The US Citizenship and Immigration Services (“USCIS”) is proposing to amend its regulations affecting non-agricultural workers within the H-2B nonimmigrant classification and their US employers. The H-2B nonimmigrant classification applies to foreign nationals seeking to perform non-agricultural labor and services in the United States on a temporary basis. Some of the proposed changes affecting employers hiring H-2B workers include:
- Relax the current limitations on the ability of US employers to petition for unnamed workers,
- Reduce from six months to three months the time H-2B workers must wait outside the United States before they are eligible to re-obtain status under the H or L classification,
- Require employer attestations on the scope of the H-2B employment and the use of recruiters to locate H-2B workers,
- Crack down on employers and recruiters who impose fees on prospective H-2B workers in connection with or as a condition of an offer of H-2B employment,
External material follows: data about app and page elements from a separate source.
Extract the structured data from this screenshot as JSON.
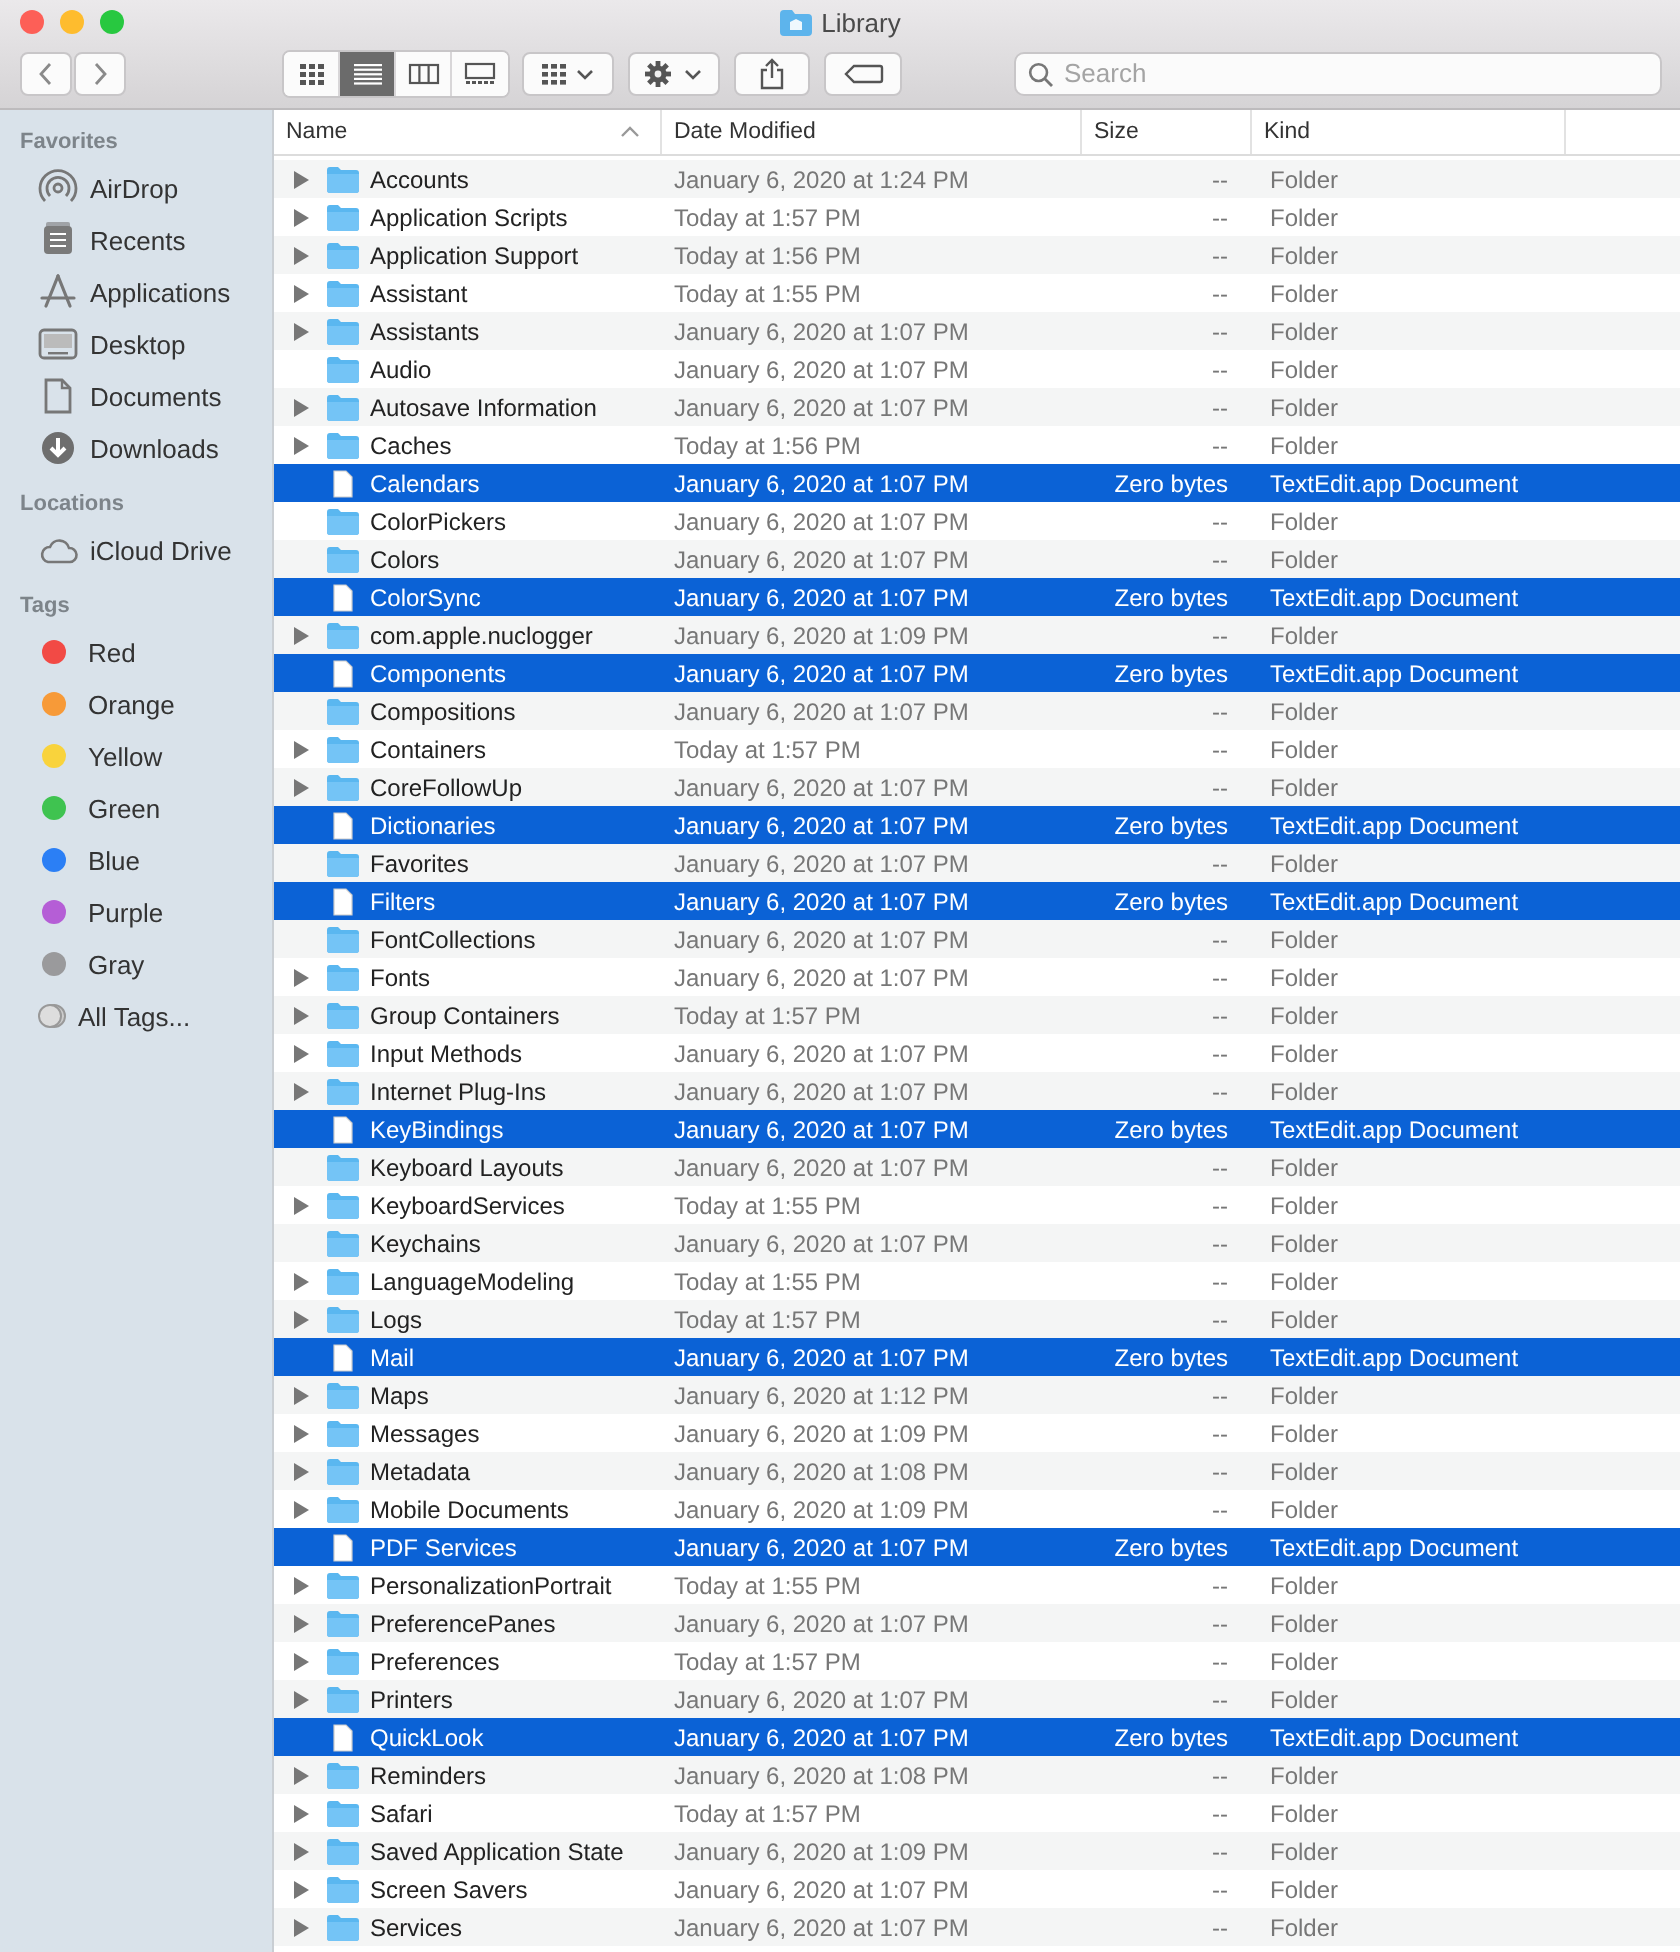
{
  "window": {
    "title": "Library"
  },
  "toolbar": {
    "view_modes": [
      {
        "kind": "icons",
        "selected": false
      },
      {
        "kind": "list",
        "selected": true
      },
      {
        "kind": "columns",
        "selected": false
      },
      {
        "kind": "gallery",
        "selected": false
      }
    ],
    "search": {
      "placeholder": "Search"
    }
  },
  "sidebar": {
    "sections": [
      {
        "title": "Favorites",
        "items": [
          {
            "kind": "airdrop",
            "label": "AirDrop"
          },
          {
            "kind": "recents",
            "label": "Recents"
          },
          {
            "kind": "applications",
            "label": "Applications"
          },
          {
            "kind": "desktop",
            "label": "Desktop"
          },
          {
            "kind": "documents",
            "label": "Documents"
          },
          {
            "kind": "downloads",
            "label": "Downloads"
          }
        ]
      },
      {
        "title": "Locations",
        "items": [
          {
            "kind": "cloud",
            "label": "iCloud Drive"
          }
        ]
      },
      {
        "title": "Tags",
        "items": [
          {
            "kind": "tag",
            "label": "Red",
            "color": "#f24a45"
          },
          {
            "kind": "tag",
            "label": "Orange",
            "color": "#f79a38"
          },
          {
            "kind": "tag",
            "label": "Yellow",
            "color": "#f9d33c"
          },
          {
            "kind": "tag",
            "label": "Green",
            "color": "#3fc350"
          },
          {
            "kind": "tag",
            "label": "Blue",
            "color": "#2b7ff5"
          },
          {
            "kind": "tag",
            "label": "Purple",
            "color": "#b55ed6"
          },
          {
            "kind": "tag",
            "label": "Gray",
            "color": "#9a9a9c"
          },
          {
            "kind": "all-tags",
            "label": "All Tags..."
          }
        ]
      }
    ]
  },
  "table": {
    "columns": [
      {
        "label": "Name",
        "sorted": true
      },
      {
        "label": "Date Modified",
        "sorted": false
      },
      {
        "label": "Size",
        "sorted": false
      },
      {
        "label": "Kind",
        "sorted": false
      }
    ],
    "rows": [
      {
        "name": "Accounts",
        "kind": "folder",
        "expandable": true,
        "selected": false,
        "date": "January 6, 2020 at 1:24 PM",
        "size": "--",
        "type": "Folder"
      },
      {
        "name": "Application Scripts",
        "kind": "folder",
        "expandable": true,
        "selected": false,
        "date": "Today at 1:57 PM",
        "size": "--",
        "type": "Folder"
      },
      {
        "name": "Application Support",
        "kind": "folder",
        "expandable": true,
        "selected": false,
        "date": "Today at 1:56 PM",
        "size": "--",
        "type": "Folder"
      },
      {
        "name": "Assistant",
        "kind": "folder",
        "expandable": true,
        "selected": false,
        "date": "Today at 1:55 PM",
        "size": "--",
        "type": "Folder"
      },
      {
        "name": "Assistants",
        "kind": "folder",
        "expandable": true,
        "selected": false,
        "date": "January 6, 2020 at 1:07 PM",
        "size": "--",
        "type": "Folder"
      },
      {
        "name": "Audio",
        "kind": "folder",
        "expandable": false,
        "selected": false,
        "date": "January 6, 2020 at 1:07 PM",
        "size": "--",
        "type": "Folder"
      },
      {
        "name": "Autosave Information",
        "kind": "folder",
        "expandable": true,
        "selected": false,
        "date": "January 6, 2020 at 1:07 PM",
        "size": "--",
        "type": "Folder"
      },
      {
        "name": "Caches",
        "kind": "folder",
        "expandable": true,
        "selected": false,
        "date": "Today at 1:56 PM",
        "size": "--",
        "type": "Folder"
      },
      {
        "name": "Calendars",
        "kind": "file",
        "expandable": false,
        "selected": true,
        "date": "January 6, 2020 at 1:07 PM",
        "size": "Zero bytes",
        "type": "TextEdit.app Document"
      },
      {
        "name": "ColorPickers",
        "kind": "folder",
        "expandable": false,
        "selected": false,
        "date": "January 6, 2020 at 1:07 PM",
        "size": "--",
        "type": "Folder"
      },
      {
        "name": "Colors",
        "kind": "folder",
        "expandable": false,
        "selected": false,
        "date": "January 6, 2020 at 1:07 PM",
        "size": "--",
        "type": "Folder"
      },
      {
        "name": "ColorSync",
        "kind": "file",
        "expandable": false,
        "selected": true,
        "date": "January 6, 2020 at 1:07 PM",
        "size": "Zero bytes",
        "type": "TextEdit.app Document"
      },
      {
        "name": "com.apple.nuclogger",
        "kind": "folder",
        "expandable": true,
        "selected": false,
        "date": "January 6, 2020 at 1:09 PM",
        "size": "--",
        "type": "Folder"
      },
      {
        "name": "Components",
        "kind": "file",
        "expandable": false,
        "selected": true,
        "date": "January 6, 2020 at 1:07 PM",
        "size": "Zero bytes",
        "type": "TextEdit.app Document"
      },
      {
        "name": "Compositions",
        "kind": "folder",
        "expandable": false,
        "selected": false,
        "date": "January 6, 2020 at 1:07 PM",
        "size": "--",
        "type": "Folder"
      },
      {
        "name": "Containers",
        "kind": "folder",
        "expandable": true,
        "selected": false,
        "date": "Today at 1:57 PM",
        "size": "--",
        "type": "Folder"
      },
      {
        "name": "CoreFollowUp",
        "kind": "folder",
        "expandable": true,
        "selected": false,
        "date": "January 6, 2020 at 1:07 PM",
        "size": "--",
        "type": "Folder"
      },
      {
        "name": "Dictionaries",
        "kind": "file",
        "expandable": false,
        "selected": true,
        "date": "January 6, 2020 at 1:07 PM",
        "size": "Zero bytes",
        "type": "TextEdit.app Document"
      },
      {
        "name": "Favorites",
        "kind": "folder",
        "expandable": false,
        "selected": false,
        "date": "January 6, 2020 at 1:07 PM",
        "size": "--",
        "type": "Folder"
      },
      {
        "name": "Filters",
        "kind": "file",
        "expandable": false,
        "selected": true,
        "date": "January 6, 2020 at 1:07 PM",
        "size": "Zero bytes",
        "type": "TextEdit.app Document"
      },
      {
        "name": "FontCollections",
        "kind": "folder",
        "expandable": false,
        "selected": false,
        "date": "January 6, 2020 at 1:07 PM",
        "size": "--",
        "type": "Folder"
      },
      {
        "name": "Fonts",
        "kind": "folder",
        "expandable": true,
        "selected": false,
        "date": "January 6, 2020 at 1:07 PM",
        "size": "--",
        "type": "Folder"
      },
      {
        "name": "Group Containers",
        "kind": "folder",
        "expandable": true,
        "selected": false,
        "date": "Today at 1:57 PM",
        "size": "--",
        "type": "Folder"
      },
      {
        "name": "Input Methods",
        "kind": "folder",
        "expandable": true,
        "selected": false,
        "date": "January 6, 2020 at 1:07 PM",
        "size": "--",
        "type": "Folder"
      },
      {
        "name": "Internet Plug-Ins",
        "kind": "folder",
        "expandable": true,
        "selected": false,
        "date": "January 6, 2020 at 1:07 PM",
        "size": "--",
        "type": "Folder"
      },
      {
        "name": "KeyBindings",
        "kind": "file",
        "expandable": false,
        "selected": true,
        "date": "January 6, 2020 at 1:07 PM",
        "size": "Zero bytes",
        "type": "TextEdit.app Document"
      },
      {
        "name": "Keyboard Layouts",
        "kind": "folder",
        "expandable": false,
        "selected": false,
        "date": "January 6, 2020 at 1:07 PM",
        "size": "--",
        "type": "Folder"
      },
      {
        "name": "KeyboardServices",
        "kind": "folder",
        "expandable": true,
        "selected": false,
        "date": "Today at 1:55 PM",
        "size": "--",
        "type": "Folder"
      },
      {
        "name": "Keychains",
        "kind": "folder",
        "expandable": false,
        "selected": false,
        "date": "January 6, 2020 at 1:07 PM",
        "size": "--",
        "type": "Folder"
      },
      {
        "name": "LanguageModeling",
        "kind": "folder",
        "expandable": true,
        "selected": false,
        "date": "Today at 1:55 PM",
        "size": "--",
        "type": "Folder"
      },
      {
        "name": "Logs",
        "kind": "folder",
        "expandable": true,
        "selected": false,
        "date": "Today at 1:57 PM",
        "size": "--",
        "type": "Folder"
      },
      {
        "name": "Mail",
        "kind": "file",
        "expandable": false,
        "selected": true,
        "date": "January 6, 2020 at 1:07 PM",
        "size": "Zero bytes",
        "type": "TextEdit.app Document"
      },
      {
        "name": "Maps",
        "kind": "folder",
        "expandable": true,
        "selected": false,
        "date": "January 6, 2020 at 1:12 PM",
        "size": "--",
        "type": "Folder"
      },
      {
        "name": "Messages",
        "kind": "folder",
        "expandable": true,
        "selected": false,
        "date": "January 6, 2020 at 1:09 PM",
        "size": "--",
        "type": "Folder"
      },
      {
        "name": "Metadata",
        "kind": "folder",
        "expandable": true,
        "selected": false,
        "date": "January 6, 2020 at 1:08 PM",
        "size": "--",
        "type": "Folder"
      },
      {
        "name": "Mobile Documents",
        "kind": "folder",
        "expandable": true,
        "selected": false,
        "date": "January 6, 2020 at 1:09 PM",
        "size": "--",
        "type": "Folder"
      },
      {
        "name": "PDF Services",
        "kind": "file",
        "expandable": false,
        "selected": true,
        "date": "January 6, 2020 at 1:07 PM",
        "size": "Zero bytes",
        "type": "TextEdit.app Document"
      },
      {
        "name": "PersonalizationPortrait",
        "kind": "folder",
        "expandable": true,
        "selected": false,
        "date": "Today at 1:55 PM",
        "size": "--",
        "type": "Folder"
      },
      {
        "name": "PreferencePanes",
        "kind": "folder",
        "expandable": true,
        "selected": false,
        "date": "January 6, 2020 at 1:07 PM",
        "size": "--",
        "type": "Folder"
      },
      {
        "name": "Preferences",
        "kind": "folder",
        "expandable": true,
        "selected": false,
        "date": "Today at 1:57 PM",
        "size": "--",
        "type": "Folder"
      },
      {
        "name": "Printers",
        "kind": "folder",
        "expandable": true,
        "selected": false,
        "date": "January 6, 2020 at 1:07 PM",
        "size": "--",
        "type": "Folder"
      },
      {
        "name": "QuickLook",
        "kind": "file",
        "expandable": false,
        "selected": true,
        "date": "January 6, 2020 at 1:07 PM",
        "size": "Zero bytes",
        "type": "TextEdit.app Document"
      },
      {
        "name": "Reminders",
        "kind": "folder",
        "expandable": true,
        "selected": false,
        "date": "January 6, 2020 at 1:08 PM",
        "size": "--",
        "type": "Folder"
      },
      {
        "name": "Safari",
        "kind": "folder",
        "expandable": true,
        "selected": false,
        "date": "Today at 1:57 PM",
        "size": "--",
        "type": "Folder"
      },
      {
        "name": "Saved Application State",
        "kind": "folder",
        "expandable": true,
        "selected": false,
        "date": "January 6, 2020 at 1:09 PM",
        "size": "--",
        "type": "Folder"
      },
      {
        "name": "Screen Savers",
        "kind": "folder",
        "expandable": true,
        "selected": false,
        "date": "January 6, 2020 at 1:07 PM",
        "size": "--",
        "type": "Folder"
      },
      {
        "name": "Services",
        "kind": "folder",
        "expandable": true,
        "selected": false,
        "date": "January 6, 2020 at 1:07 PM",
        "size": "--",
        "type": "Folder"
      }
    ]
  }
}
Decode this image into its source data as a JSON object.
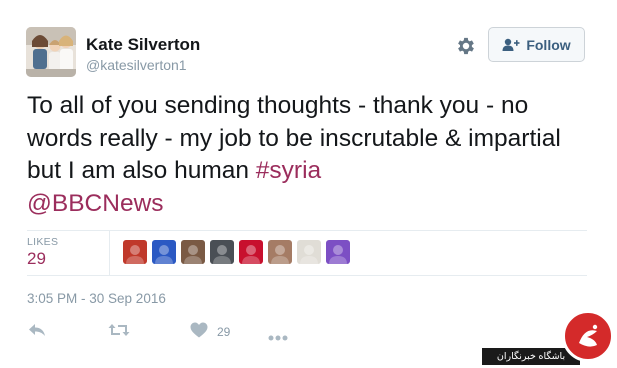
{
  "colors": {
    "text": "#14171a",
    "muted": "#8899a6",
    "link": "#9b2d5c",
    "follow_text": "#3b5f7f",
    "border": "#e6ecf0"
  },
  "author": {
    "name": "Kate Silverton",
    "handle": "@katesilverton1"
  },
  "buttons": {
    "follow_label": "Follow",
    "settings_icon": "gear-icon"
  },
  "tweet": {
    "text_plain": "To all of you sending thoughts - thank you - no words really - my job to be inscrutable & impartial but I am also human",
    "hashtag": "#syria",
    "mention": "@BBCNews",
    "timestamp": "3:05 PM - 30 Sep 2016"
  },
  "stats": {
    "likes_label": "LIKES",
    "likes_count": "29"
  },
  "likers": [
    {
      "icon": "avatar-red-group",
      "color": "#c0392b"
    },
    {
      "icon": "avatar-blue-group",
      "color": "#2b59c3"
    },
    {
      "icon": "avatar-face",
      "color": "#7a5a44"
    },
    {
      "icon": "avatar-dark-scene",
      "color": "#4a4f55"
    },
    {
      "icon": "avatar-union-jack-tongue",
      "color": "#c8102e"
    },
    {
      "icon": "avatar-woman",
      "color": "#a57c65"
    },
    {
      "icon": "avatar-love-sign",
      "color": "#e0ddd6"
    },
    {
      "icon": "avatar-purple-logo",
      "color": "#7c4fc4"
    }
  ],
  "actions": {
    "reply_icon": "reply-icon",
    "retweet_icon": "retweet-icon",
    "like_icon": "heart-icon",
    "like_count": "29",
    "more_icon": "more-dots-icon"
  },
  "watermark": {
    "text": "باشگاه خبرنگاران"
  }
}
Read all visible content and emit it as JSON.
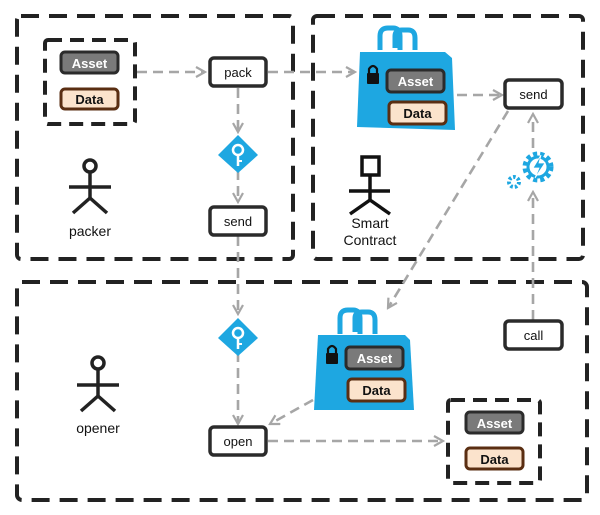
{
  "regions": {
    "packer": {
      "actor_label": "packer"
    },
    "smart_contract": {
      "actor_label_line1": "Smart",
      "actor_label_line2": "Contract"
    },
    "opener": {
      "actor_label": "opener"
    }
  },
  "nodes": {
    "pack": "pack",
    "send_packer": "send",
    "send_contract": "send",
    "call": "call",
    "open": "open"
  },
  "items": {
    "asset": "Asset",
    "data": "Data"
  },
  "colors": {
    "accent_blue": "#1ea7e1",
    "asset_fill": "#7a7a7a",
    "data_fill": "#fbe3cc",
    "data_border": "#5a2e12",
    "border_dark": "#2b2b2b",
    "arrow_gray": "#a6a6a6"
  }
}
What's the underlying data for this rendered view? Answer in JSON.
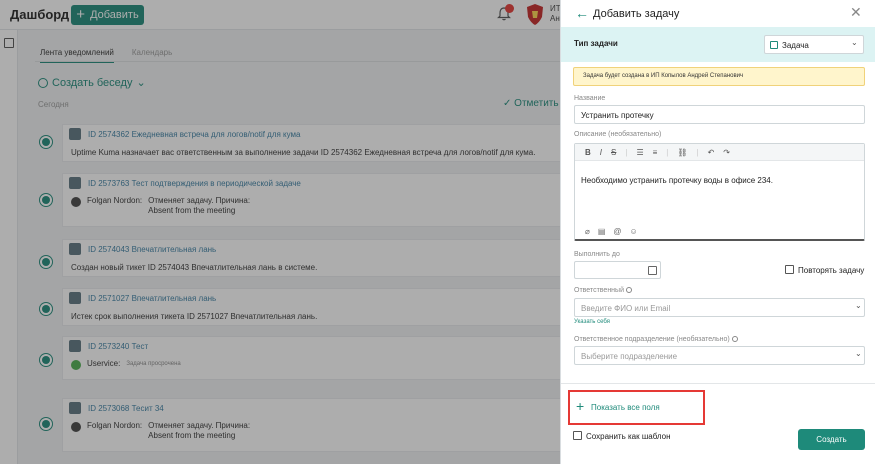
{
  "header": {
    "title": "Дашборд",
    "add_label": "Добавить",
    "user_line1": "ИТ",
    "user_line2": "Ан"
  },
  "feed": {
    "tabs": [
      "Лента уведомлений",
      "Календарь"
    ],
    "create_chat": "Создать беседу",
    "today": "Сегодня",
    "mark_all": "Отметить",
    "cards": [
      {
        "title": "ID 2574362 Ежедневная встреча для логов/notif для кума",
        "body": "Uptime Kuma назначает вас ответственным за выполнение задачи ID 2574362 Ежедневная встреча для логов/notif для кума."
      },
      {
        "title": "ID 2573763 Тест подтверждения в периодической задаче",
        "author": "Folgan Nordon:",
        "text1": "Отменяет задачу. Причина:",
        "text2": "Absent from the meeting"
      },
      {
        "title": "ID 2574043 Впечатлительная лань",
        "body": "Создан новый тикет ID 2574043 Впечатлительная лань в системе."
      },
      {
        "title": "ID 2571027 Впечатлительная лань",
        "body": "Истек срок выполнения тикета ID 2571027 Впечатлительная лань."
      },
      {
        "title": "ID 2573240 Тест",
        "author": "Uservice:",
        "text1": "Задача просрочена"
      },
      {
        "title": "ID 2573068 Тесит 34",
        "author": "Folgan Nordon:",
        "text1": "Отменяет задачу. Причина:",
        "text2": "Absent from the meeting"
      }
    ]
  },
  "panel": {
    "title": "Добавить задачу",
    "task_type_label": "Тип задачи",
    "task_type_value": "Задача",
    "notice": "Задача будет создана в ИП Копылов Андрей Степанович",
    "name_label": "Название",
    "name_value": "Устранить протечку",
    "description_label": "Описание (необязательно)",
    "description_value": "Необходимо устранить протечку воды в офисе 234.",
    "due_label": "Выполнить до",
    "repeat_label": "Повторять задачу",
    "responsible_label": "Ответственный",
    "responsible_placeholder": "Введите ФИО или Email",
    "assign_self": "Указать себя",
    "department_label": "Ответственное подразделение (необязательно)",
    "department_placeholder": "Выберите подразделение",
    "show_all_fields": "Показать все поля",
    "save_template": "Сохранить как шаблон",
    "create": "Создать"
  },
  "colors": {
    "accent": "#1e8a7a",
    "highlight": "#e53935",
    "notice_bg": "#fff5cc",
    "type_row_bg": "#dcf3f3"
  }
}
- Require employers to notify the Department of Homeland Security when H-2B workers fail to show up for work, are terminated, or abscond from the worksite, and
- Eliminate the requirement that employers show “extraordinary circumstances” to be eligible to hire H-2B workers where a one-time need for the workers is longer than one year but shorter than three years.
Again, these are proposed rules and are not currently in effect. A more detailed analysis of the proposed changes may be downloaded [PDF] from the USCIS website.